Mrs Angry must emphasise that she is not accusing any individual officer of wrongdoing: the question here is clearly an apparent failure of the council - as an employer, and as a participant in a procurement exercise - in regard to its own responsibility to apply properly regulated protocols to safeguard the integrity of the competitive dialogue process, and in order to prevent any conflict of interest, or perception of conflict of interest.

Do we have to mention it again, the reason why this is such an important matter?

There is a total of one billion pounds worth of business being pimped by our council through the One Barnet programme.

This massive scale of outsourcing has been widely discredited - government policy is no longer to push for programmes as radical and all encompassing as this, and some of the companies previously associated with outsourcing are themselves now stepping away from this market. It is simply too risky, and cannot be relied on to provide either a satisfactory standard of services, or the savings promised, or even the profits desired by the companies involved, without unwanted complications when things go wrong.

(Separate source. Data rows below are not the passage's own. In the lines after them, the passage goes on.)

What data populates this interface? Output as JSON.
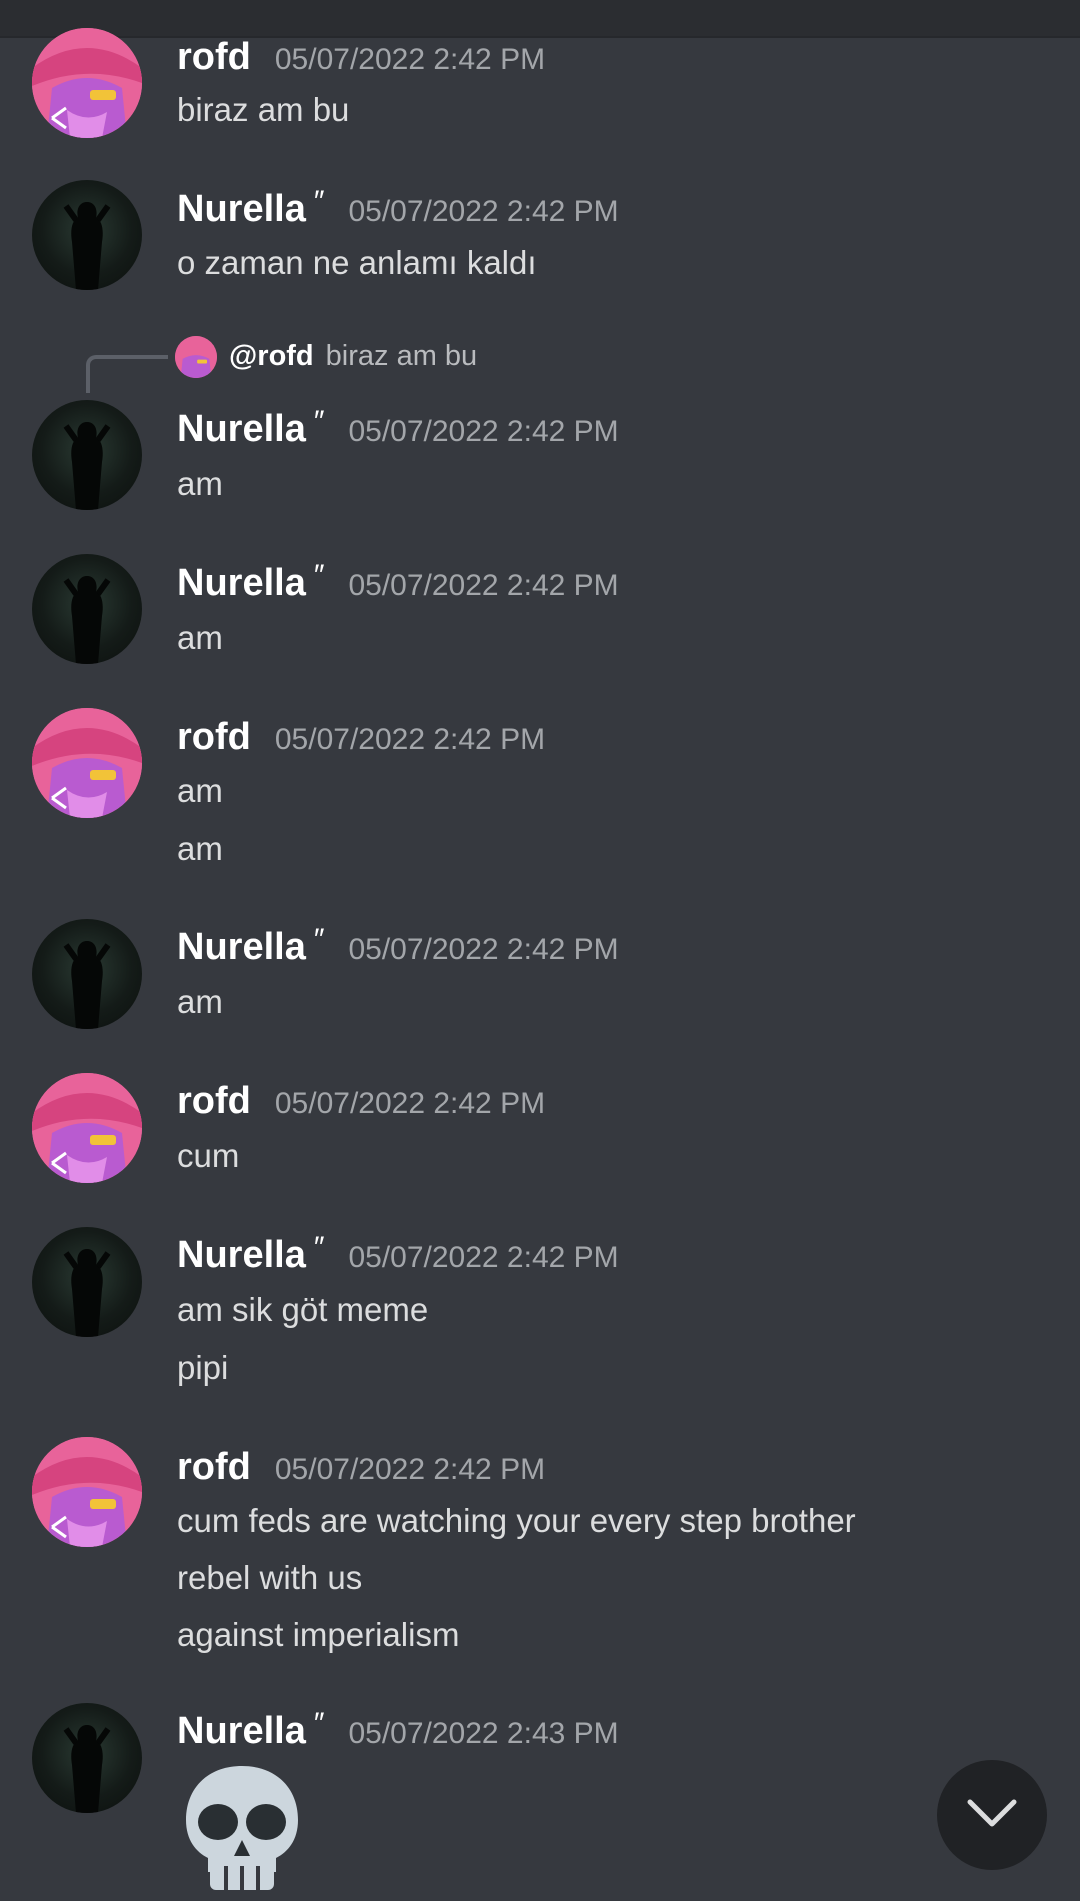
{
  "messages": [
    {
      "user": "rofd",
      "badge": "",
      "time": "05/07/2022 2:42 PM",
      "lines": [
        "biraz am bu"
      ]
    },
    {
      "user": "Nurella",
      "badge": "″",
      "time": "05/07/2022 2:42 PM",
      "lines": [
        "o zaman ne anlamı kaldı"
      ]
    },
    {
      "user": "Nurella",
      "badge": "″",
      "time": "05/07/2022 2:42 PM",
      "lines": [
        "am"
      ],
      "reply": {
        "user": "@rofd",
        "text": "biraz am bu"
      }
    },
    {
      "user": "Nurella",
      "badge": "″",
      "time": "05/07/2022 2:42 PM",
      "lines": [
        "am"
      ]
    },
    {
      "user": "rofd",
      "badge": "",
      "time": "05/07/2022 2:42 PM",
      "lines": [
        "am",
        "am"
      ]
    },
    {
      "user": "Nurella",
      "badge": "″",
      "time": "05/07/2022 2:42 PM",
      "lines": [
        "am"
      ]
    },
    {
      "user": "rofd",
      "badge": "",
      "time": "05/07/2022 2:42 PM",
      "lines": [
        "cum"
      ]
    },
    {
      "user": "Nurella",
      "badge": "″",
      "time": "05/07/2022 2:42 PM",
      "lines": [
        "am sik göt meme",
        "pipi"
      ]
    },
    {
      "user": "rofd",
      "badge": "",
      "time": "05/07/2022 2:42 PM",
      "lines": [
        "cum feds are watching your every step brother",
        "rebel with us",
        "against imperialism"
      ]
    },
    {
      "user": "Nurella",
      "badge": "″",
      "time": "05/07/2022 2:43 PM",
      "lines": [],
      "emoji": "skull-emoji"
    }
  ],
  "jump_to_present_icon": "chevron-down-icon",
  "colors": {
    "background": "#36393f",
    "username": "#ffffff",
    "timestamp": "#a3a6aa",
    "text": "#dcddde",
    "rofd_avatar": "#e8639a"
  }
}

Here in our borough, our reckless Tory council is sleepwalking its way to disaster by continuing to support a business plan they have never understood, while the senior management team push them from behind with undignified haste, and an evident lack of care for the proper regulation of the procurement process.

You might hope that our councillors would stop and question the need for an undignified haste - and to question whether or not they are party to a gross assault on the best interests of the residents of this borough, residents and employees alike.

But as is usually the case, here in the house of fun, the best interests of the ones who get f*cked are generally overlooked by the proprietor, and the gentlemen on the sofa. This is Broken Barnet, and all you can do now is lie back, close your eyes, and wait til it's all over.

1 comment:

Mrs Angry said...

up early, Mr BT Corporate ... here, come & sit next to Mrs Angry on the sofa darling ... don't be scared ...